Mobility in IPv6 works differently from mobility in IPv4, it replaces the Agent advertisement with IPv6’s Neighbour Discovery function and there is no longer the requirement for a FA. Address allocation similarly uses IPv6’s build in ability to auto configure, although a DHCPv6 server can also be used. The RegReq and RegReply messages are gone, replaced with Binding Updates (BU) and Binding Acknowledgements (BA).

So how do all these differences change the way IPv6 works?…I thought you would never ask.

A mobile node is powered on, ready for a day exploring the big bad world, its first port of call is to acquire an address, as I said before two methods for this are via auto-configuration or via a DHCPv6 server. If you would like to read about that process in more detail have look at this blog post I posted a while ago.

Once our MN has a topologically correct IPv6 address it is ready to start communicating with other nodes, this address is the HoA. But when the device wants to leave its home network and travels into a foreign network, mobility is required. When the device enters a foreign network it will configure a second topologically correct address for the foreign network, in the same way it did for its HoA. This new address is the CoA, the node now needs to bind these two addresses together on the HA, an agent that belongs to the nodes original network. The node sends a BU to the home agent, the HA then performs Duplicate Address Detection (DAD), if there is no duplicate address the HA binds the HoA and the CoA in its database and replies to the node with a BA.

Now when a CN wants to send data to the MN it will do so in keeping with the IPv6 protocol it will encapsulate the packets within a IPv6 header. The source address for these packets will belong to itself, but the destination address will not be the nodes address but the address of the HA. When the HA receives these packets they are then encapsulated with an additional IPv6 header, in this second, outer layer the source address belongs to the HA and the destination address is the MN’s CoA, the packets are then routed directly to the MN. When the MN receives these packets it first decapsulates the outer IPv6 header, then the inner IPv6 header, this makes the entire mobility scheme completely transparent to the upper layer applications, allowing them to have a conversation with the CN as if the mobility didn’t exist.

That will do it for part one, here we have covered the basics of mobility in both IPv4 and IPv6, in part two we will delve into Mobility in IPv6 in a little more detail and flesh out the process described above.

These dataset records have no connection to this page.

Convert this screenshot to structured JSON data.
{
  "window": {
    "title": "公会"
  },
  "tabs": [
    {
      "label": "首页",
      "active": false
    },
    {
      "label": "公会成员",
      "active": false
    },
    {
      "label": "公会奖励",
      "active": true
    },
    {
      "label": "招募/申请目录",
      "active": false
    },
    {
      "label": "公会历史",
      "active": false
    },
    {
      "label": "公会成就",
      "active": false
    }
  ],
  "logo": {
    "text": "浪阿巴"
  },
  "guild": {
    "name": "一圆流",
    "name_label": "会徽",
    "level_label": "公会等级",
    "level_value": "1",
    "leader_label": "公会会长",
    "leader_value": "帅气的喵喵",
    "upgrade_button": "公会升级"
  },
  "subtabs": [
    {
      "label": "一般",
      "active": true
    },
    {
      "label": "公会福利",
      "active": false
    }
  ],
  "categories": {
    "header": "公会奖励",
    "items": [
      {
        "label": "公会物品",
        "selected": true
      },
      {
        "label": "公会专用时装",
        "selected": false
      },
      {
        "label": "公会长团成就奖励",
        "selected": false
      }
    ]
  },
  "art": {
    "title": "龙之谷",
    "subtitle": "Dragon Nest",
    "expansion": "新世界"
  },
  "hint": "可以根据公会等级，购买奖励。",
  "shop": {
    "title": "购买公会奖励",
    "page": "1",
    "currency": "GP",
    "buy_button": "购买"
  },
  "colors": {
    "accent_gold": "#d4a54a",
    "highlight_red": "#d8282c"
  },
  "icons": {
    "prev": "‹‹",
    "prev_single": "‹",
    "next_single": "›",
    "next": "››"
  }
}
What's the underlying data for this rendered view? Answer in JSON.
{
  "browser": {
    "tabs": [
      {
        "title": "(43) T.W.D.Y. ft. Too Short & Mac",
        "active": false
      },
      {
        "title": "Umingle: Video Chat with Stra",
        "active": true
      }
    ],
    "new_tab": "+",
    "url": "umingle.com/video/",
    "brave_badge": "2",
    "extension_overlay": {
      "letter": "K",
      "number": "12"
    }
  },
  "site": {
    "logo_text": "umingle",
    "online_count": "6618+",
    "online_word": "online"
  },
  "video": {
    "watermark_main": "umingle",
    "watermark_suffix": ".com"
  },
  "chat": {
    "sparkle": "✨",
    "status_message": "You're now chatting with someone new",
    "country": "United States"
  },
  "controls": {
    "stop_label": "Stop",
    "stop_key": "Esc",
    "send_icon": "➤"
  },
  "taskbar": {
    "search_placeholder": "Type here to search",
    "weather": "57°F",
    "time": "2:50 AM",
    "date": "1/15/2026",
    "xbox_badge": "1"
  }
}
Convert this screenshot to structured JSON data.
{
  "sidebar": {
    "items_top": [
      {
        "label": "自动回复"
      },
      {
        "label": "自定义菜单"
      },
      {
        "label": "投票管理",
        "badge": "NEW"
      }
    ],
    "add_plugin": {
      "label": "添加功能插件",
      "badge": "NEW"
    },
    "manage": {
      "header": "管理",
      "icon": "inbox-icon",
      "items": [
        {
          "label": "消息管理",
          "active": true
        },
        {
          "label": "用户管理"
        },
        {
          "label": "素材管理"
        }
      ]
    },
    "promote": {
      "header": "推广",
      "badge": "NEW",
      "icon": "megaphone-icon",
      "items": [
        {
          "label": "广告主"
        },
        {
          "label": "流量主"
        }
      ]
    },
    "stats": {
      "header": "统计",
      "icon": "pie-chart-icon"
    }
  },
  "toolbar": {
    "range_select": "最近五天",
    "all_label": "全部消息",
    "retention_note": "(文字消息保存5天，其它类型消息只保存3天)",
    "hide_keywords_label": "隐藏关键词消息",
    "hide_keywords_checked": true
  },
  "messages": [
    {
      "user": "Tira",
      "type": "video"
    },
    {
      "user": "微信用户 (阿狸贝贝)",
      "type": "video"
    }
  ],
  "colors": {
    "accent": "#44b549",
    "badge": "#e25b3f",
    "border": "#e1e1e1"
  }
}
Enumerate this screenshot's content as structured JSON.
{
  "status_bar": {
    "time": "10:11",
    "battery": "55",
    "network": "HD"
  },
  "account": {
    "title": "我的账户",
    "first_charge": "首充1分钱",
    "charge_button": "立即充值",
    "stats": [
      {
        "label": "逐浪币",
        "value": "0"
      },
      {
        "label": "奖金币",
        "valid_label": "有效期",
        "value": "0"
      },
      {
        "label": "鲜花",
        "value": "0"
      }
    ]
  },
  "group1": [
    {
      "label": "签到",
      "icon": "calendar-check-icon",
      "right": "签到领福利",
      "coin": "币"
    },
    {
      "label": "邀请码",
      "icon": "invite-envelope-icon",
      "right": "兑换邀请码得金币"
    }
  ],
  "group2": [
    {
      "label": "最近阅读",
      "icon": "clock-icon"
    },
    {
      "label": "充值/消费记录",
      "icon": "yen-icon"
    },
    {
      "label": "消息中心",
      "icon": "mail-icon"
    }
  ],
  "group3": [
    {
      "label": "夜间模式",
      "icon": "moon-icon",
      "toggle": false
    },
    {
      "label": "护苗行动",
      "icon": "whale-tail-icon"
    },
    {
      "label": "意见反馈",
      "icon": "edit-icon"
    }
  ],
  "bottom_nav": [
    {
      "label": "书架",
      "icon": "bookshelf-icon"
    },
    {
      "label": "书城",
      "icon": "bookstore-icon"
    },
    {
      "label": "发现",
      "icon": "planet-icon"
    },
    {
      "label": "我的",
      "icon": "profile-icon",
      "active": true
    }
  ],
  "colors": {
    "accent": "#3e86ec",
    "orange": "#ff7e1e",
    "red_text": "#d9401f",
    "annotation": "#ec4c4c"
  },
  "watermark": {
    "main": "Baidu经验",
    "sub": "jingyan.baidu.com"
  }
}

We will cover Route Optimisation, Hierarchical Mobile IPv6 (HMIPv6) and Fast Handovers for Mobile IPv6 (FMIPv6). In part three we will see Media Independent Handovers (MIH), Network Mobility (NEMO), which provides the mobility not for a single IPv6 node, but for an entire IPv6 Network to become mobile, then Proxy Mobile IPv6 (PMIPv6) will also be discussed, before wrapping up the trilogy of posts about Mobility in IPv6.

See you in Part two.